Like many of us, I have a love/hate relationship with email. Email was one of the earliest means of communication on the proto-internet, corporate LANs, and the dial-up BBS ecosystem. Email was, and still is, one of the primary means of electronic correspondence. It is used for business communications, commerce, notifications, collaboration, and a pile of useful things.
Many people have an incorrect perception of email. Email is not an instant messaging platform. It can seem like email is instant messaging sometimes when a person can send a message, have it show up on the other side of the world almost immediately, and then have a response in minutes. Because of this, we can fall into a mindset that we need to have our email program active at all times, and as soon as something comes in, we need to look at it and respond to it right now.
Email was designed around the principle that a person sends a message, and the recipient responds to it when they can. Yes, there are flags for high priority and urgent emails, and our email programs have notifications to tell us when new mail arrives, but they really weren’t meant to cause the stress they do for many people today.

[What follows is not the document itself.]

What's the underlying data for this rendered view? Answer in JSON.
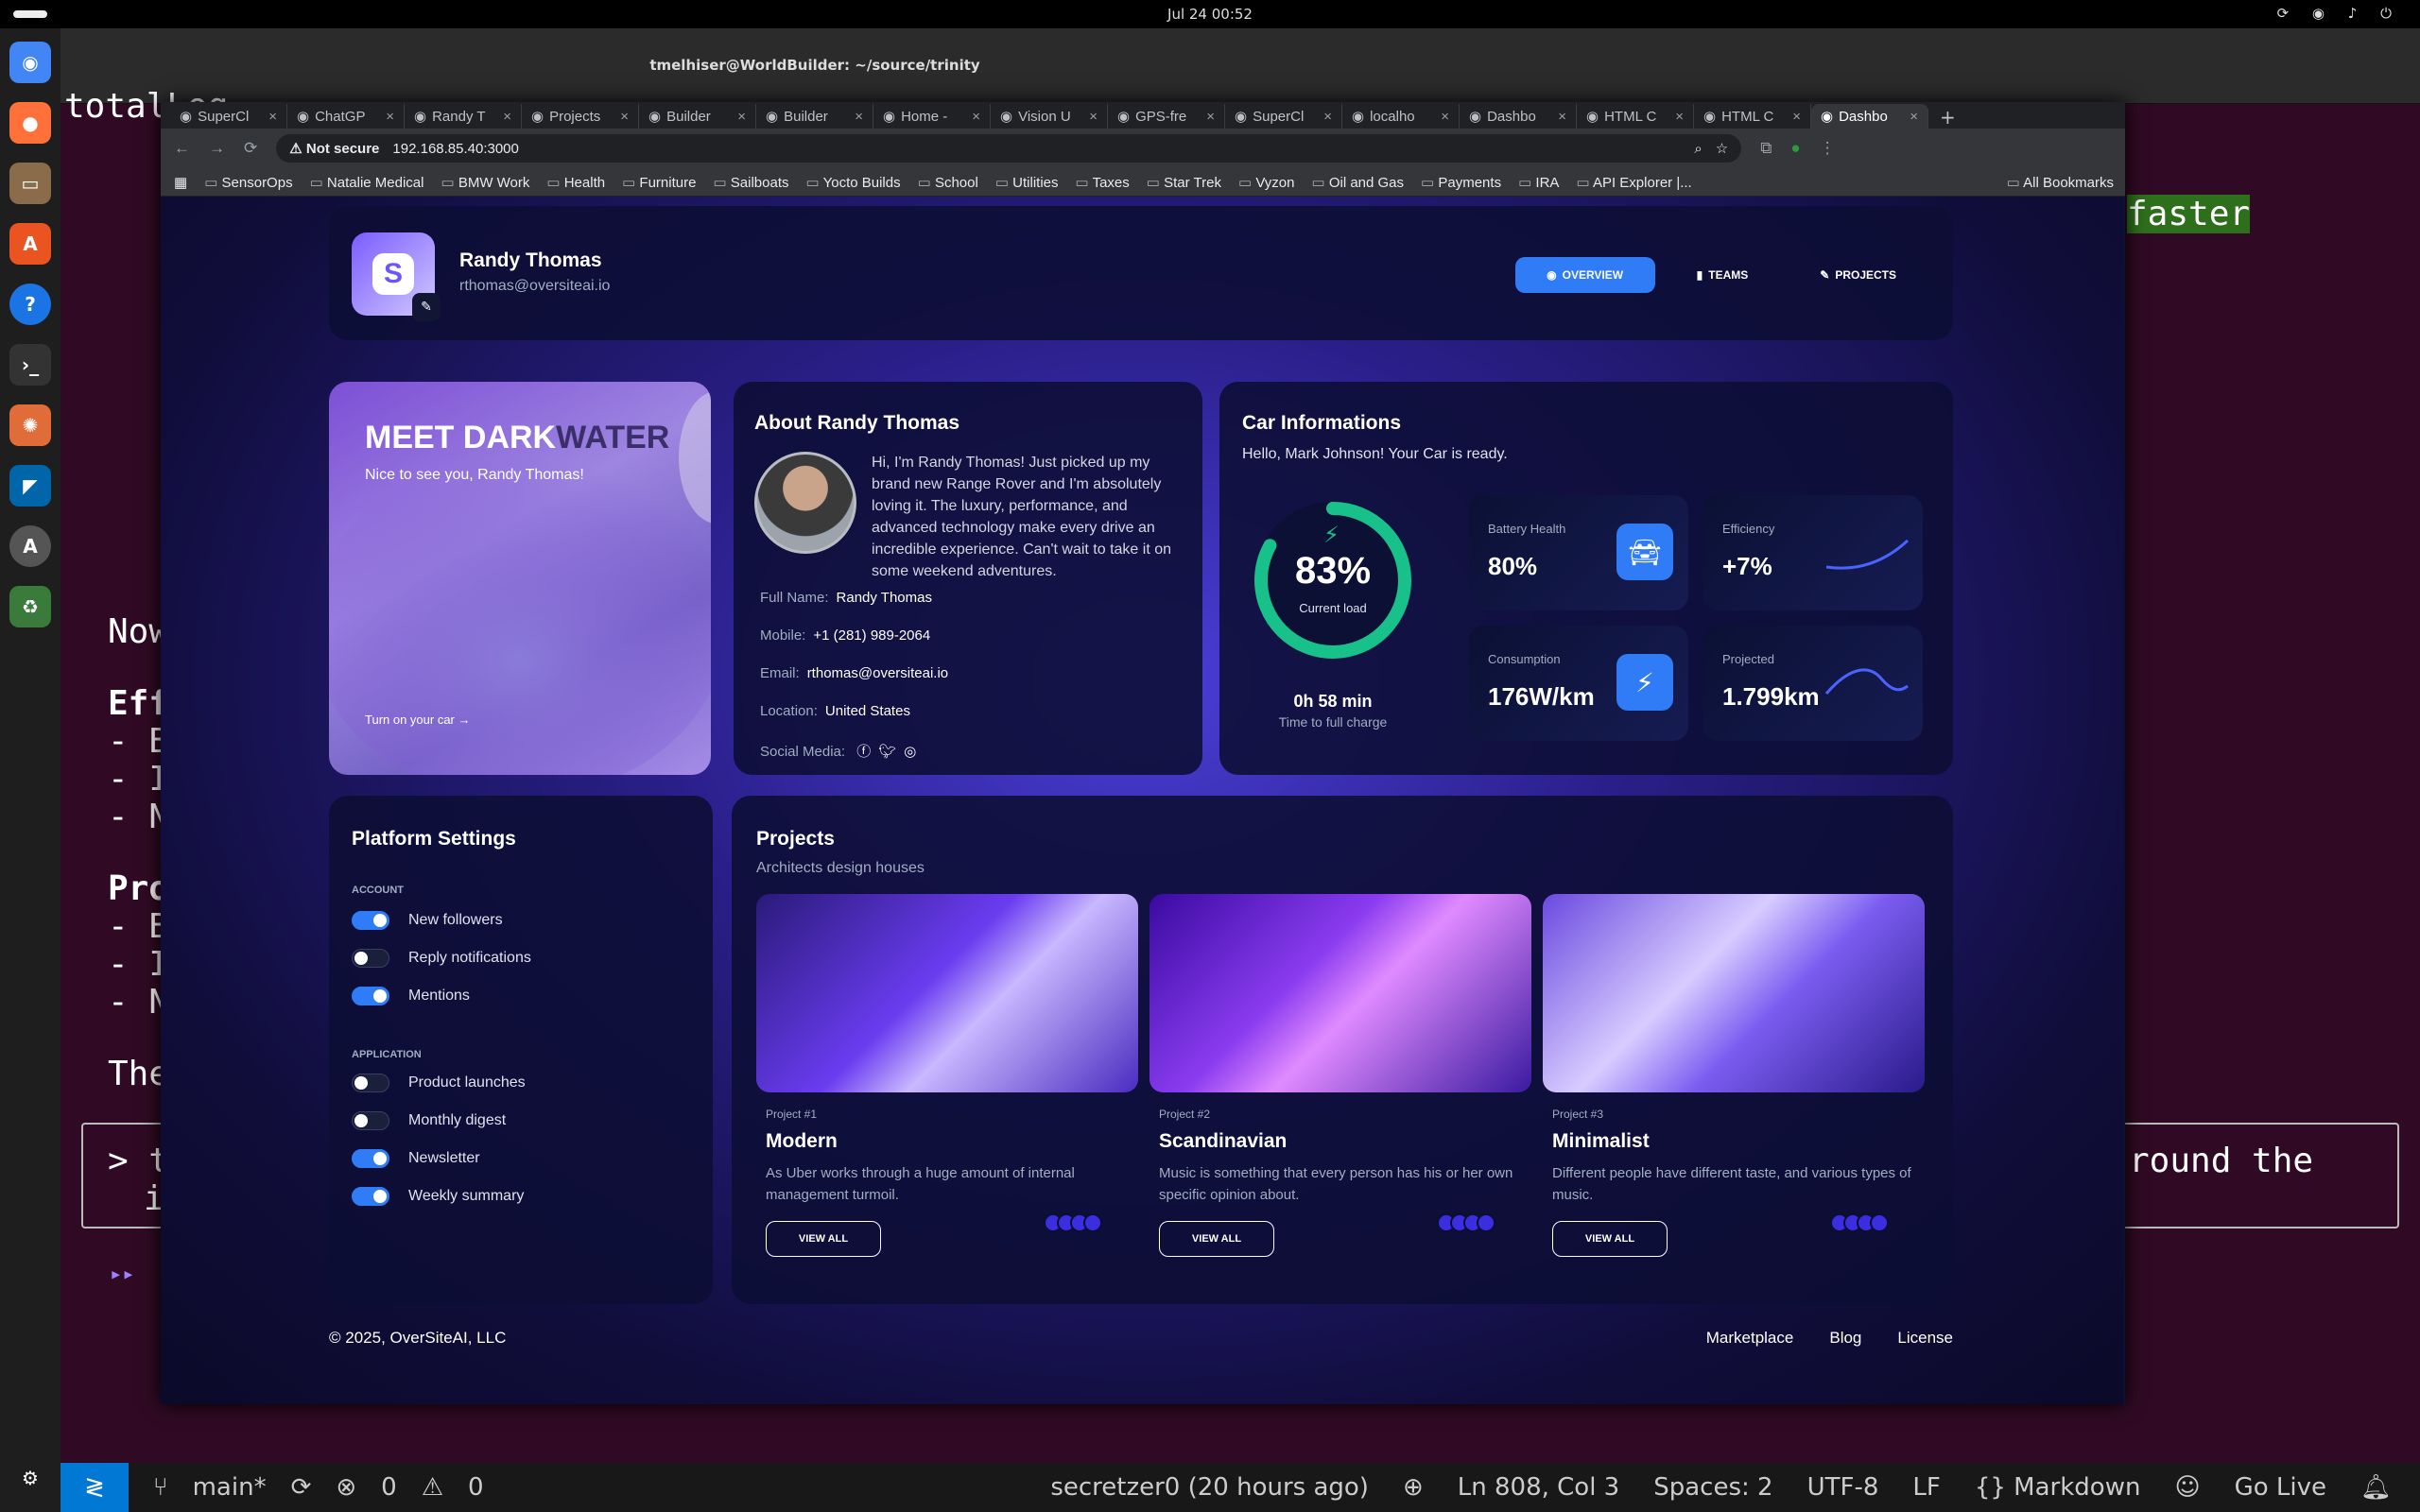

It is generally said that for every interruption a person receives, it requires at least 15 minutes for their thought process to re-focus on the interrupted task. It has become common in the workplace (and at home!) to let email be one of those interruptions. It doesn’t need to be, nor was it designed to be. I have adopted a couple of rules to prevent email from being an interruption that keeps me from getting things done.

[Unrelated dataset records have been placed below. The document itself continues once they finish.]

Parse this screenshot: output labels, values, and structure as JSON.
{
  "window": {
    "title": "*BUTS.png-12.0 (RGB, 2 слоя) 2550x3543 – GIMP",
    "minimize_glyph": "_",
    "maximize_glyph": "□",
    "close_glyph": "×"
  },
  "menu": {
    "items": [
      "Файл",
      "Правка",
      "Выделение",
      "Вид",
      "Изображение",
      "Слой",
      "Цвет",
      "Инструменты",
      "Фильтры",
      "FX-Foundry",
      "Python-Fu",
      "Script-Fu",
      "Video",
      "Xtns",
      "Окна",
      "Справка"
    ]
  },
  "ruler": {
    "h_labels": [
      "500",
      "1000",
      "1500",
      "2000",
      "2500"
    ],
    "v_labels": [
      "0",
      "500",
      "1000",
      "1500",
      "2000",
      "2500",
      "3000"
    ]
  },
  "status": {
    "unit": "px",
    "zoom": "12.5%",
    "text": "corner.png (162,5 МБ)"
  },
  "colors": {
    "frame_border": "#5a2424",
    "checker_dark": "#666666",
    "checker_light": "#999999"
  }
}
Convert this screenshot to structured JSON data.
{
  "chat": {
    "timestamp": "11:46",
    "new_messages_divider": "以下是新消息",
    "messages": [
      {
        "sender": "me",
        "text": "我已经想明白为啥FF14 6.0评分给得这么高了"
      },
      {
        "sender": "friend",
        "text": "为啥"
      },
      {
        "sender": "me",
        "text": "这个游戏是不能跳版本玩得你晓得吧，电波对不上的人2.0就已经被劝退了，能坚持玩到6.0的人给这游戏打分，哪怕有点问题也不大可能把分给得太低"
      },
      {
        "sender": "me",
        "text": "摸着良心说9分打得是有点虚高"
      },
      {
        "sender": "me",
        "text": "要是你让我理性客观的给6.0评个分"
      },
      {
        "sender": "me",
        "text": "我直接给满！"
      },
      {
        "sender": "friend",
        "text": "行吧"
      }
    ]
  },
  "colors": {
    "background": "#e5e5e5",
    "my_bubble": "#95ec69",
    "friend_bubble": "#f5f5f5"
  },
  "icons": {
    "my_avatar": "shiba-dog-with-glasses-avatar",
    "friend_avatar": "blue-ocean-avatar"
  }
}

Rule 1: Email is not an alert platform. It is common for people in technology to configure monitoring and alerting platforms send all the notifications to email. I have encountered this at almost every workplace I have been in for the last 15 years and I spend the first several months changing it. There are many good platforms and services to manage alerts. Email is not one of them.
Rule 2: Do not expect a reply for at least 24 hours. How many of us have received a phone call asking if we have received an email yet, and asking if we have any questions about it? I know I have. Work to set expectations in the workplace, or with people you frequently email, that responses will sometimes be quick, and sometimes not. If something is truly urgent, they should use some other method of communication.
Rule 3: Check email every few hours, not constantly. I admit this one is difficult but it brings me the most peace of mind. When I am working or trying to focus on something like writing, I close my email program (or browser tab) and ignore it until I am done. No notifications, no indicators that 20 new messages are waiting, no interruptions. It took some effort to get over the FOMO (Fear Of Missing Out) when I started doing this, but that has gotten easier over time. I find that when I do open up my email again, I can focus on it and not worry about what I could or should be doing instead.
Hopefully, these three rules can help you as much as they have helped me. In the upcoming days, I’ll have more things that have helped me handle my email.